Ethereum, for all its promises, is looking to be a lot more shaky as an investment.

The brainchild of Toronto-raised Vitalik Buterin, Ethereum is essentially a computing platform upon which anyone can build blockchain-based games, apps and peer-to-peer financial instruments. Most NFTs (non-fungible tokens), the expensive digital pictures, run on Ethereum. The platform is also at the centre of the talk about Web3, a proposed next-generation iteration of the Internet.

One estimate puts the value of everything on Ethereum at US$585-billion. If Ethereum was a publicly traded company, that would put it among the top 10 in the world.

The recent Merge changed the way the network is upheld. Instead of “mining” by solving mathematical puzzles, a power-hungry process, users now “stake” their ether coins, locking them up and receiving the equivalent of interest in return.

On the surface, that’s great for some investors. But a coin that comes with staking is potentially a security, according to the U.S. Securities and Exchange Commission. SEC chair Gary Gensler, who has been rather hard on crypto, did not single out Ethereum when he made that comment. But he did say it on the day of the Merge in direct response to reporters’ questions.

What this means is that an ether coin, in the eyes of U.S. law, could be akin to a share of a company, rather than say, a commodity, like gold – or bitcoin and ether before the Merge, both of which the SEC has said were not securities.

That is significant because the SEC claims jurisdiction over not just securities in the United States but all of the Ethereum network. In a recent court filing, the SEC cited the fact that because most of the servers that support Ethereum are in the United States, everything that happens on the Ethereum network is deemed to have happened in the United States.

That is in line with another development that had come out of the United States earlier this year. The U.S. government has, for the first time, brought in sanctions against not a company or a person, but a specific Ethereum application called Tornado Cash.

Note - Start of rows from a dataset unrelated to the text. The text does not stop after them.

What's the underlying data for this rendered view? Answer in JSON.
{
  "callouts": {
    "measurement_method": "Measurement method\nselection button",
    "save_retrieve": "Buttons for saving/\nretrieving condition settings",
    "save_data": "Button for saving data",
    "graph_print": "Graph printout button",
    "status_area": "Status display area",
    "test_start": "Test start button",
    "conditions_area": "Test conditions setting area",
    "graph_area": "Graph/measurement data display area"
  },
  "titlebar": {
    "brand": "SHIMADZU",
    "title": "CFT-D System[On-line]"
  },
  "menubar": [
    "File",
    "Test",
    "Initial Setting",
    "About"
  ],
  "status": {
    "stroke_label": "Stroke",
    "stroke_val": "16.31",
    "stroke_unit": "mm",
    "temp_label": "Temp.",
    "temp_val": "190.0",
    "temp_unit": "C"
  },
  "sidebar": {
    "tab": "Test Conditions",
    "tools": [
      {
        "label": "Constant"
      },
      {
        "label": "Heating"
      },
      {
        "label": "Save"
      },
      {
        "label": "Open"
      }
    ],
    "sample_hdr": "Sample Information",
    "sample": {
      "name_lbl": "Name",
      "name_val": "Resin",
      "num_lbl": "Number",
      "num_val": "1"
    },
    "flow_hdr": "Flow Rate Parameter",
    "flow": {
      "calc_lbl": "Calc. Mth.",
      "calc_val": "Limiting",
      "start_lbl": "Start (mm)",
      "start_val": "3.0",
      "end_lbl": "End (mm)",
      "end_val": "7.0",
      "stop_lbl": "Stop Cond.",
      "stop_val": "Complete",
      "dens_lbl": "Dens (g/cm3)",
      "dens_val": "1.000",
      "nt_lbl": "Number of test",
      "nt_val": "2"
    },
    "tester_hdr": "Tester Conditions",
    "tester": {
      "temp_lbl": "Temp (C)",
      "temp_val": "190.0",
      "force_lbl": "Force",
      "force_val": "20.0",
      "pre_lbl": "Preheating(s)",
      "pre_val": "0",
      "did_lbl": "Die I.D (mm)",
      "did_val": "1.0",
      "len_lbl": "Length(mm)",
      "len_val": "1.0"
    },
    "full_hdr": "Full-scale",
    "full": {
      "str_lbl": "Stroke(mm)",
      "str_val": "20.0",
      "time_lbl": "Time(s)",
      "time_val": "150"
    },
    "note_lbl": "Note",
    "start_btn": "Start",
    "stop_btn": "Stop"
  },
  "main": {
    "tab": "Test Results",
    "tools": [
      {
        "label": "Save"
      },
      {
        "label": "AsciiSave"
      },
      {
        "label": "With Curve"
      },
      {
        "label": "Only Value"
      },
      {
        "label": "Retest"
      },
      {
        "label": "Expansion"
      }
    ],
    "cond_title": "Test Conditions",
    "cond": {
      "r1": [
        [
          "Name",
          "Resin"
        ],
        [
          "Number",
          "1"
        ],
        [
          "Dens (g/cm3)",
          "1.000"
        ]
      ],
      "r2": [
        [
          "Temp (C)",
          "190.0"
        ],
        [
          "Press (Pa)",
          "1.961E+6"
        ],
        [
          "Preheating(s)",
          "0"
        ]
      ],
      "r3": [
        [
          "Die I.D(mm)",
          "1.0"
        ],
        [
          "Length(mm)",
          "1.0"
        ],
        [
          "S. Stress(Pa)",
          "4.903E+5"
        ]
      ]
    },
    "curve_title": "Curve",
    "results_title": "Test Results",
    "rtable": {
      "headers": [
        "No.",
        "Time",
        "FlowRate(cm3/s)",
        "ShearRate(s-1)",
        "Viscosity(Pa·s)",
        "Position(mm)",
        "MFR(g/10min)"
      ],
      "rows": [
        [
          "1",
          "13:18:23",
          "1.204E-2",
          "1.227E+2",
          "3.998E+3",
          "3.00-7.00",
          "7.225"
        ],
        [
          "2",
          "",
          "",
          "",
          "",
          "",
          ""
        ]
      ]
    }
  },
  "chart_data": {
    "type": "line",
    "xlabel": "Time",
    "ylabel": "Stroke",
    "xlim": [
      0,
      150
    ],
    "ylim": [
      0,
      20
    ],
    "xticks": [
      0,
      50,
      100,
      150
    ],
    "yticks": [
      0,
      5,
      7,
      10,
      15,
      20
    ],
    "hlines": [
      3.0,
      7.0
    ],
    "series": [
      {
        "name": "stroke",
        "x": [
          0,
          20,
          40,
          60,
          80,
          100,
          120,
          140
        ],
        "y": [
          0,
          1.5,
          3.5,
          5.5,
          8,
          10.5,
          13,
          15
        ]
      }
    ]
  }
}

That sanction makes it illegal for “U.S. persons” to have anything to do with Tornado Cash – but that doesn’t mean foreigners are spared. As seen in the charges laid this year against two Europeans for the breaching of a different sanction by an American (the one-time Ethereum executive Virgil Griffith), even if you’re not American, you’ll be deemed to have committed an American crime if there’s an American involved in there somewhere.

The United States is not just increasingly active in policing crypto, but like many things the country has done in the past, it is projecting this policing way past its borders. And enforcement actions involving Ethereum, in one way or another, have been increasing and broad.

That’s worrying because, unlike the more decentralized bitcoin, Ethereum has an actual organization behind it and a named founder still actively working on it. Ethereum and the value of ether will never be able to endure the sort of regulatory shocks that bitcoin has shrugged off, like that mining ban from China last year.

Now, the Merge, for all the technical good Ethereum developers had hoped it would do, has become one more reason for regulators to target the network.